The second point in this social question concerns redundancy pay. The wage-related benefits introduced by the Coal Industry Act, 1967 have now expired so far as some miners are concerned. There are miners aged 58 and over throughout the coalfields who are beginning to become excluded from the wage-related benefits and are falling back on unemployment pay. I do not think that there has been any suggestion for cutting that. However, it will mean £8 2s. Therefore, I am arguing, as some of my hon. Friends argued with the previous Labour Administration, that there is a real necessity to see that the social benefits are continued over and above the three years until the men get jobs, which is unlikely, or until they reach the age of 65. It can usefully be argued that one of the reasons why the Bill was to some extent delayed was that these representations were being made by some of my hon. Friends. I suggest, therefore, that this is taken into account when the Bill is introduced.

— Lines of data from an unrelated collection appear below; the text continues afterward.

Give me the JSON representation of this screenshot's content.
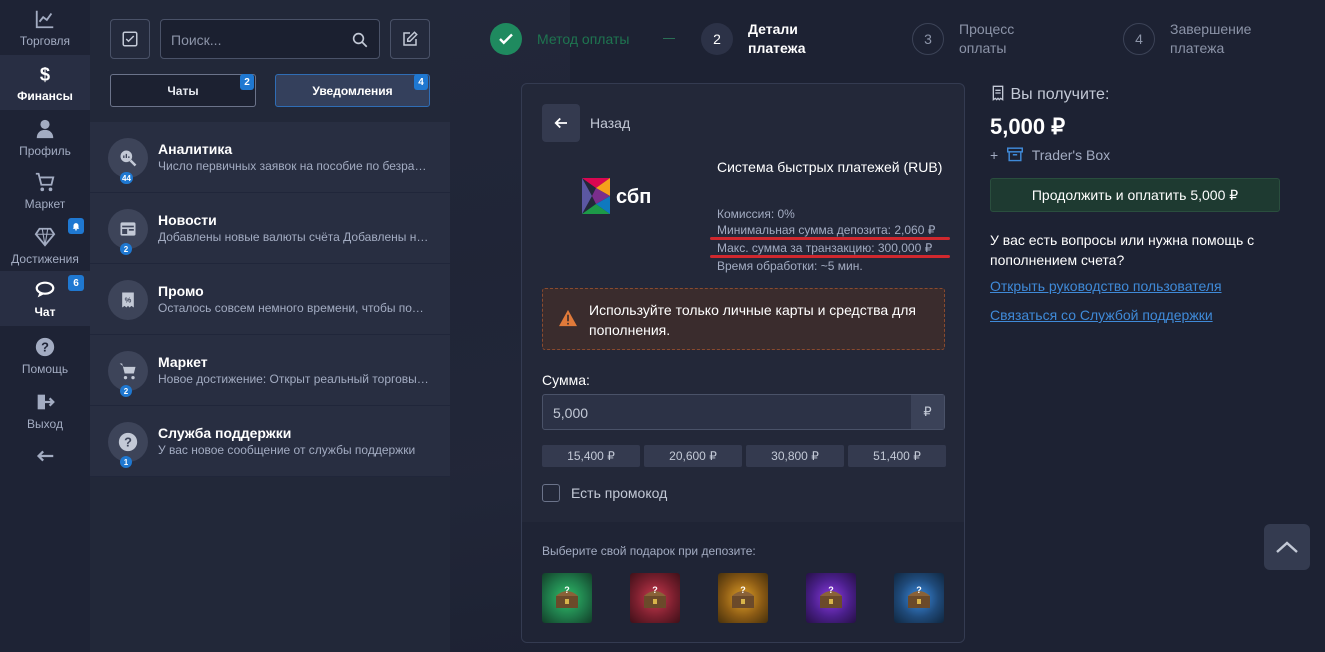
{
  "nav": {
    "items": [
      {
        "label": "Торговля",
        "icon": "chart-line-icon"
      },
      {
        "label": "Финансы",
        "icon": "dollar-icon",
        "active": true
      },
      {
        "label": "Профиль",
        "icon": "user-icon"
      },
      {
        "label": "Маркет",
        "icon": "cart-icon"
      },
      {
        "label": "Достижения",
        "icon": "diamond-icon",
        "badge_icon": "bell-icon"
      },
      {
        "label": "Чат",
        "icon": "chat-icon",
        "active": true,
        "badge": "6"
      },
      {
        "label": "Помощь",
        "icon": "question-icon"
      },
      {
        "label": "Выход",
        "icon": "logout-icon"
      }
    ],
    "collapse_icon": "arrow-left-icon"
  },
  "panel": {
    "search_placeholder": "Поиск...",
    "tabs": [
      {
        "label": "Чаты",
        "badge": "2"
      },
      {
        "label": "Уведомления",
        "badge": "4",
        "active": true
      }
    ],
    "items": [
      {
        "title": "Аналитика",
        "text": "Число первичных заявок на пособие по безработице",
        "badge": "44",
        "icon": "analytics-icon"
      },
      {
        "title": "Новости",
        "text": "Добавлены новые валюты счёта Добавлены новые",
        "badge": "2",
        "icon": "news-icon"
      },
      {
        "title": "Промо",
        "text": "Осталось совсем немного времени, чтобы получить",
        "badge": "",
        "icon": "promo-icon"
      },
      {
        "title": "Маркет",
        "text": "Новое достижение: Открыт реальный торговый счёт",
        "badge": "2",
        "icon": "cart-icon"
      },
      {
        "title": "Служба поддержки",
        "text": "У вас новое сообщение от службы поддержки",
        "badge": "1",
        "icon": "question-icon"
      }
    ]
  },
  "steps": [
    {
      "num": "",
      "label": "Метод оплаты",
      "state": "done"
    },
    {
      "num": "2",
      "label": "Детали платежа",
      "state": "active"
    },
    {
      "num": "3",
      "label": "Процесс оплаты",
      "state": "pending"
    },
    {
      "num": "4",
      "label": "Завершение платежа",
      "state": "pending"
    }
  ],
  "payment": {
    "back_label": "Назад",
    "method_name": "Система быстрых платежей (RUB)",
    "logo_text": "сбп",
    "commission": "Комиссия: 0%",
    "min_deposit": "Минимальная сумма депозита: 2,060 ₽",
    "max_tx": "Макс. сумма за транзакцию: 300,000 ₽",
    "processing": "Время обработки: ~5 мин.",
    "warning": "Используйте только личные карты и средства для пополнения.",
    "amount_label": "Сумма:",
    "amount_value": "5,000",
    "currency": "₽",
    "quick_amounts": [
      "15,400 ₽",
      "20,600 ₽",
      "30,800 ₽",
      "51,400 ₽"
    ],
    "promo_label": "Есть промокод",
    "gift_title": "Выберите свой подарок при депозите:",
    "gifts": [
      {
        "color": "#1f7a4a",
        "glow": "#2fbf6a"
      },
      {
        "color": "#7a1f2e",
        "glow": "#c83a4e"
      },
      {
        "color": "#8a5a14",
        "glow": "#e0a028"
      },
      {
        "color": "#4a1f8a",
        "glow": "#8a3ae0"
      },
      {
        "color": "#1f4a7a",
        "glow": "#3a8ae0"
      }
    ]
  },
  "summary": {
    "receive_label": "Вы получите:",
    "receive_amount": "5,000 ₽",
    "bonus": "Trader's Box",
    "continue_button": "Продолжить и оплатить 5,000 ₽",
    "help_text": "У вас есть вопросы или нужна помощь с пополнением счета?",
    "link_guide": "Открыть руководство пользователя",
    "link_support": "Связаться со Службой поддержки"
  },
  "colors": {
    "accent_blue": "#1f78d1",
    "success_green": "#1f8a5f",
    "warning_red": "#d0282e",
    "link": "#3f8ad8"
  }
}
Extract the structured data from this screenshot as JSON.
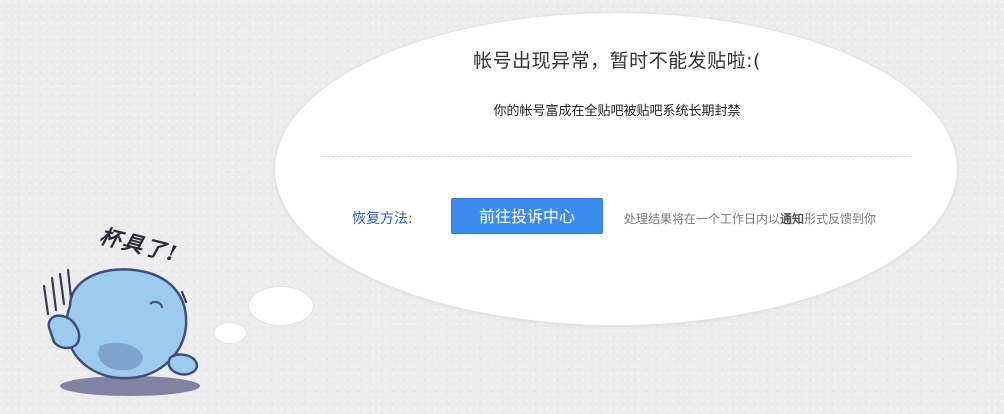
{
  "message": {
    "title": "帐号出现异常，暂时不能发贴啦:(",
    "subtitle": "你的帐号富成在全贴吧被贴吧系统长期封禁"
  },
  "recovery": {
    "label": "恢复方法:",
    "button_label": "前往投诉中心",
    "note_before": "处理结果将在一个工作日内以",
    "note_emphasis": "通知",
    "note_after": "形式反馈到你"
  },
  "mascot": {
    "caption": "杯具了!",
    "icon": "crying-mascot-icon"
  },
  "colors": {
    "button": "#3c8cf0",
    "label": "#2c5ea8",
    "background": "#ececec",
    "mascot_body": "#9dcbef"
  }
}
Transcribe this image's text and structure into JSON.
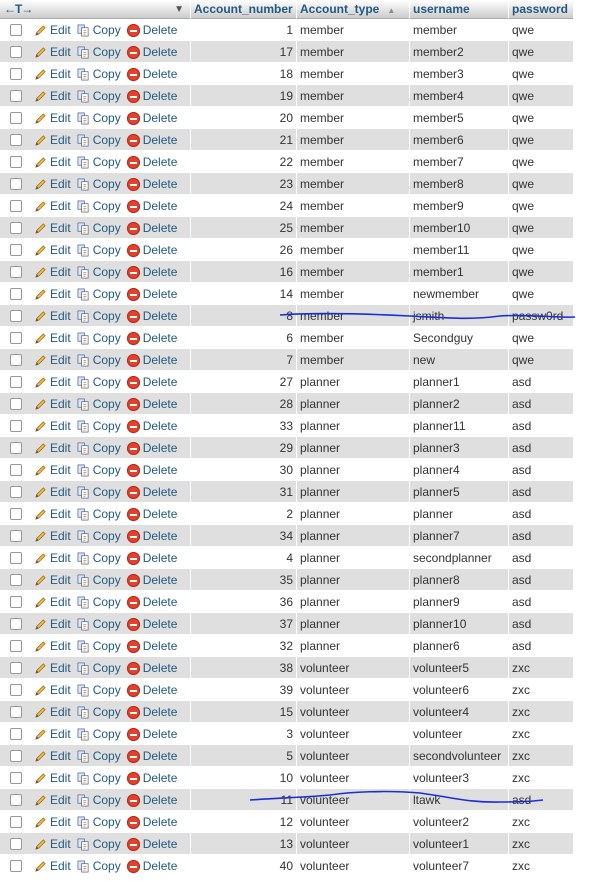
{
  "header": {
    "control_arrows": "←T→",
    "menu_caret": "▼",
    "sort_caret": "▲",
    "columns": [
      "Account_number",
      "Account_type",
      "username",
      "password"
    ]
  },
  "actions": {
    "edit_label": "Edit",
    "copy_label": "Copy",
    "delete_label": "Delete"
  },
  "rows": [
    {
      "account_number": "1",
      "account_type": "member",
      "username": "member",
      "password": "qwe"
    },
    {
      "account_number": "17",
      "account_type": "member",
      "username": "member2",
      "password": "qwe"
    },
    {
      "account_number": "18",
      "account_type": "member",
      "username": "member3",
      "password": "qwe"
    },
    {
      "account_number": "19",
      "account_type": "member",
      "username": "member4",
      "password": "qwe"
    },
    {
      "account_number": "20",
      "account_type": "member",
      "username": "member5",
      "password": "qwe"
    },
    {
      "account_number": "21",
      "account_type": "member",
      "username": "member6",
      "password": "qwe"
    },
    {
      "account_number": "22",
      "account_type": "member",
      "username": "member7",
      "password": "qwe"
    },
    {
      "account_number": "23",
      "account_type": "member",
      "username": "member8",
      "password": "qwe"
    },
    {
      "account_number": "24",
      "account_type": "member",
      "username": "member9",
      "password": "qwe"
    },
    {
      "account_number": "25",
      "account_type": "member",
      "username": "member10",
      "password": "qwe"
    },
    {
      "account_number": "26",
      "account_type": "member",
      "username": "member11",
      "password": "qwe"
    },
    {
      "account_number": "16",
      "account_type": "member",
      "username": "member1",
      "password": "qwe"
    },
    {
      "account_number": "14",
      "account_type": "member",
      "username": "newmember",
      "password": "qwe"
    },
    {
      "account_number": "8",
      "account_type": "member",
      "username": "jsmith",
      "password": "passw0rd"
    },
    {
      "account_number": "6",
      "account_type": "member",
      "username": "Secondguy",
      "password": "qwe"
    },
    {
      "account_number": "7",
      "account_type": "member",
      "username": "new",
      "password": "qwe"
    },
    {
      "account_number": "27",
      "account_type": "planner",
      "username": "planner1",
      "password": "asd"
    },
    {
      "account_number": "28",
      "account_type": "planner",
      "username": "planner2",
      "password": "asd"
    },
    {
      "account_number": "33",
      "account_type": "planner",
      "username": "planner11",
      "password": "asd"
    },
    {
      "account_number": "29",
      "account_type": "planner",
      "username": "planner3",
      "password": "asd"
    },
    {
      "account_number": "30",
      "account_type": "planner",
      "username": "planner4",
      "password": "asd"
    },
    {
      "account_number": "31",
      "account_type": "planner",
      "username": "planner5",
      "password": "asd"
    },
    {
      "account_number": "2",
      "account_type": "planner",
      "username": "planner",
      "password": "asd"
    },
    {
      "account_number": "34",
      "account_type": "planner",
      "username": "planner7",
      "password": "asd"
    },
    {
      "account_number": "4",
      "account_type": "planner",
      "username": "secondplanner",
      "password": "asd"
    },
    {
      "account_number": "35",
      "account_type": "planner",
      "username": "planner8",
      "password": "asd"
    },
    {
      "account_number": "36",
      "account_type": "planner",
      "username": "planner9",
      "password": "asd"
    },
    {
      "account_number": "37",
      "account_type": "planner",
      "username": "planner10",
      "password": "asd"
    },
    {
      "account_number": "32",
      "account_type": "planner",
      "username": "planner6",
      "password": "asd"
    },
    {
      "account_number": "38",
      "account_type": "volunteer",
      "username": "volunteer5",
      "password": "zxc"
    },
    {
      "account_number": "39",
      "account_type": "volunteer",
      "username": "volunteer6",
      "password": "zxc"
    },
    {
      "account_number": "15",
      "account_type": "volunteer",
      "username": "volunteer4",
      "password": "zxc"
    },
    {
      "account_number": "3",
      "account_type": "volunteer",
      "username": "volunteer",
      "password": "zxc"
    },
    {
      "account_number": "5",
      "account_type": "volunteer",
      "username": "secondvolunteer",
      "password": "zxc"
    },
    {
      "account_number": "10",
      "account_type": "volunteer",
      "username": "volunteer3",
      "password": "zxc"
    },
    {
      "account_number": "11",
      "account_type": "volunteer",
      "username": "ltawk",
      "password": "asd"
    },
    {
      "account_number": "12",
      "account_type": "volunteer",
      "username": "volunteer2",
      "password": "zxc"
    },
    {
      "account_number": "13",
      "account_type": "volunteer",
      "username": "volunteer1",
      "password": "zxc"
    },
    {
      "account_number": "40",
      "account_type": "volunteer",
      "username": "volunteer7",
      "password": "zxc"
    }
  ],
  "colors": {
    "link": "#235a81",
    "row_even": "#dfdfdf",
    "scribble": "#1a2fd6",
    "delete_icon": "#e4402b"
  }
}
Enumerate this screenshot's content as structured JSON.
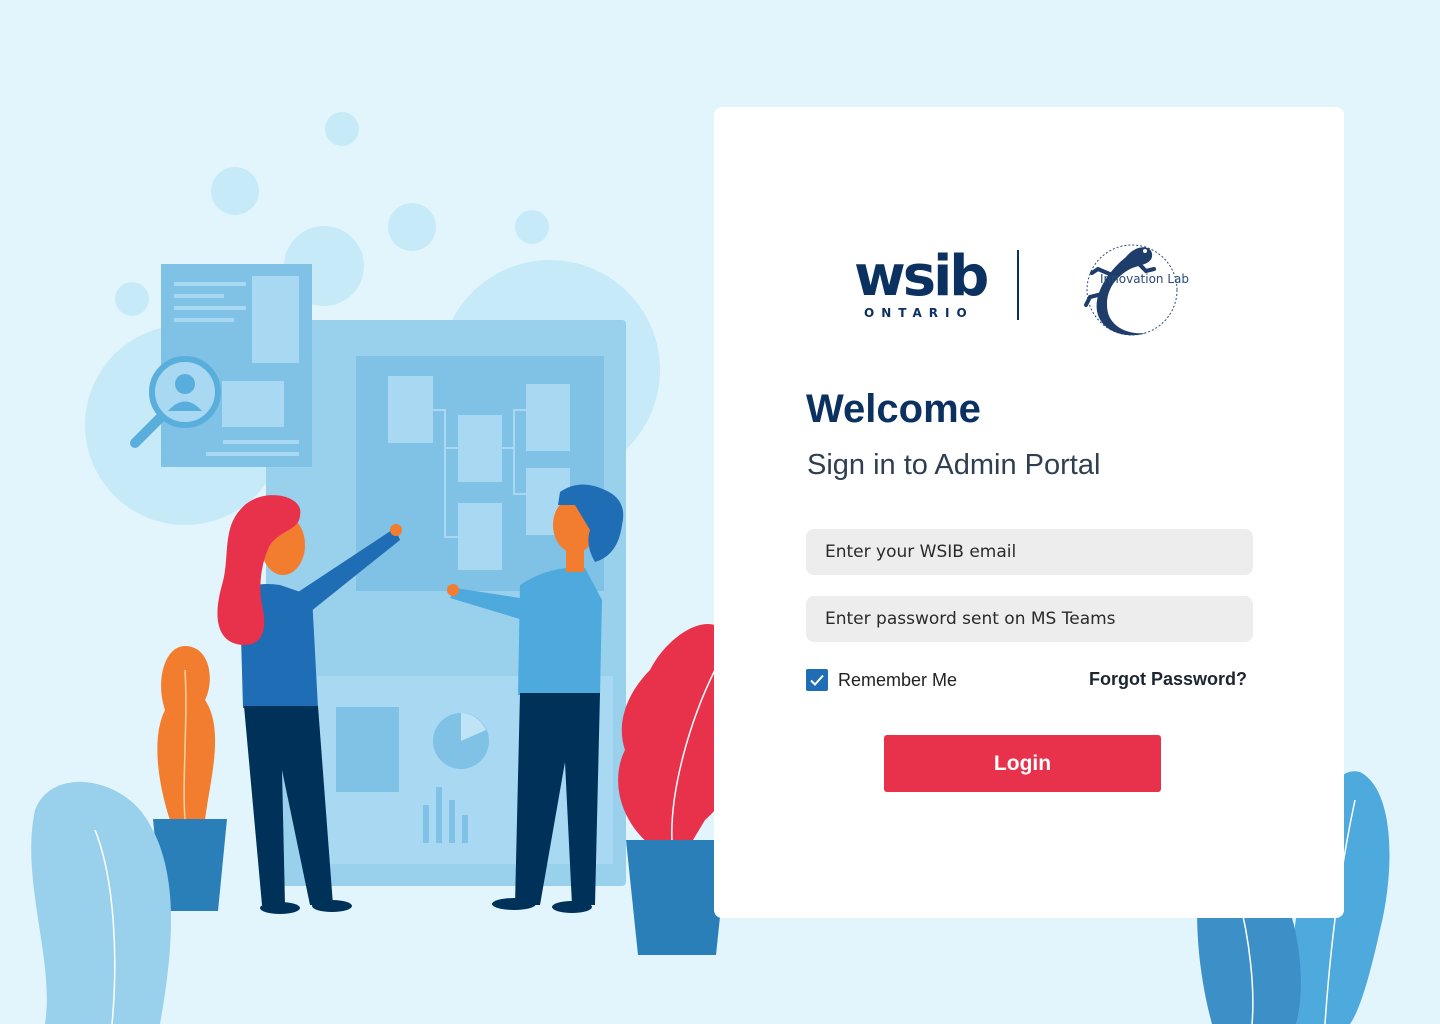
{
  "brand": {
    "wsib": "wsib",
    "wsib_sub": "ONTARIO",
    "lab": "Innovation Lab"
  },
  "login": {
    "title": "Welcome",
    "subtitle": "Sign in to Admin Portal",
    "email_placeholder": "Enter your WSIB email",
    "password_placeholder": "Enter password sent on MS Teams",
    "remember_label": "Remember Me",
    "remember_checked": true,
    "forgot_label": "Forgot Password?",
    "login_label": "Login"
  },
  "colors": {
    "background": "#e3f5fc",
    "brand_navy": "#0b3160",
    "button_red": "#e8314b",
    "checkbox_blue": "#1f6db5"
  },
  "icons": {
    "checkbox": "checkmark-icon",
    "lab_logo": "salamander-icon"
  }
}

The third point which comes within the social question as a result of pit closures concerns the provision of alternative industries. My opinion is that, as a result of the Chancellor’s statement on Tuesday, far from seeing more alternative industries being directed or, shall we say, finding themselves within the development regions, which are generally consistent with the coalfields, we shall see fewer. Nevertheless, I suppose that it is my job as the representative of my constituents in Bolsover, who have seen a few pit closures, to put it to the Government that they should do something about the situation.
The worst blow of all to the miners—and this, too, was referred to by my hon. Friend the Member for Ebbw Vale—occurred on Tuesday when the Chancellor of the Exchequer struck what I considered to be a savage blow against the miners in particular. I refer to the three waiting days provision. The statistics in the National Coal Board’s Report for the financial year ended 31st March 1970 show that there were 110,000 accidents in the industry during the previous 12 months. Of those, several hundred were reportable accidents, which meant that they represented broken limbs, broken arms, and, indeed, legs being removed. Despite all that, on Tuesday we heard of the appalling announcement that a miner disabled in an accident, or a miner with dust-filled lungs, will find that when he goes off sick or injured he will lose half the benefits that he now receives, and that is more than equal to the £5 wage claim which the miners have put in.
If there is industrial peace in the coalfields this winter it will not be due to the efforts of the Chairman of the Coal Board, or because of the manipulations of the Tory Government. They will not have earned it, and in my view they do not deserve it.